Air pilot examiners:
- a document to show membership of your country of residence's national aviation authority, e.g. the Federal Aviation Authority in the USA
- a practicing certificate or certificate of good standing or equivalent document
Visitor (Marriage/Civil Partnership)
- If you have been married or in a civil partnership before, you must provide documents to show that you are free to marry or form a civil partnership.
- Evidence that arrangements have been/are being made to marry or form a civil partnership or give notice of your intention to this during your visit, such as a letter from a registry office.
- Evidence that your onward journey from the UK has been booked/confirmed, and that it is either within 24 hours of arrival in the UK for Direct Airside Transit or 48 hours of arrival in the UK for Visitor in Transit such as:
- travel booking confirmation (can be email or copy of tickets)
travel agent confirmation
- Evidence that you are assured entry into the onward country that you are travelling to, such as:
- residence permit
- 'green card'
- valid visa
If you are not a national or resident of the country of destination, you may wish to provide evidence of reason for travel, such as:

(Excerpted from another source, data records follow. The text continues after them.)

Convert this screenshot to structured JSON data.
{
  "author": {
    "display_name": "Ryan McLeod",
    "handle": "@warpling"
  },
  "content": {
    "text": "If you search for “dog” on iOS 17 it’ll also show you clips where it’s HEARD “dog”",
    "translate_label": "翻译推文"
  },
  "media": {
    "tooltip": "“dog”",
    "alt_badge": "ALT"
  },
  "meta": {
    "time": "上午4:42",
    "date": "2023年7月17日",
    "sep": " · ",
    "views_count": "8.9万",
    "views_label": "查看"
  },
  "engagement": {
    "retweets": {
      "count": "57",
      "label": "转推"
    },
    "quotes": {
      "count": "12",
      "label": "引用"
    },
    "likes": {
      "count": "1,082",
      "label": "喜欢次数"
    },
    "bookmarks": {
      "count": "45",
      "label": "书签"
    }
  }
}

- holiday booking confirmation
Documents you should not send unless specifically requested
This section provides guidance on the types of documents that are not required to consider your application.
- if you are applying as a family/group you do not need to provide multiple copies of the same documents
- bank statements or letters issued more than 1 year before the date of application
- credit card statements
- driving licence
- photographs (passport photographs required in section 1)
- notarial certificates
- business cards
- hotel bookings
- flight bookings
- photocopies of bank cards
- certificates relating to leisure activities
- evidence of car ownership
- travel insurance
- sponsor's utility bills
- sponsor's council tax bills
- educational certificates
Is there any other further information I should provide?
Yes, you will need to provide the following information:
- the dates you're planning to travel to the UK
- details of where you'll be staying during your visit
- how much you think your trip will cost
- your current home address and how long you've lived there
- your parents' names and dates of birth
- how much you earn in a year
You might also need:
- details of your travel history for the past 10 years (as shown in your passport)
- your employer's address and telephone number
- your partner's name, date of birth, and passport number
- the name and address of anyone paying for your trip
- the name, address and passport number of any family members you have in the UK
- details of any criminal, civil or immigration offences you have committed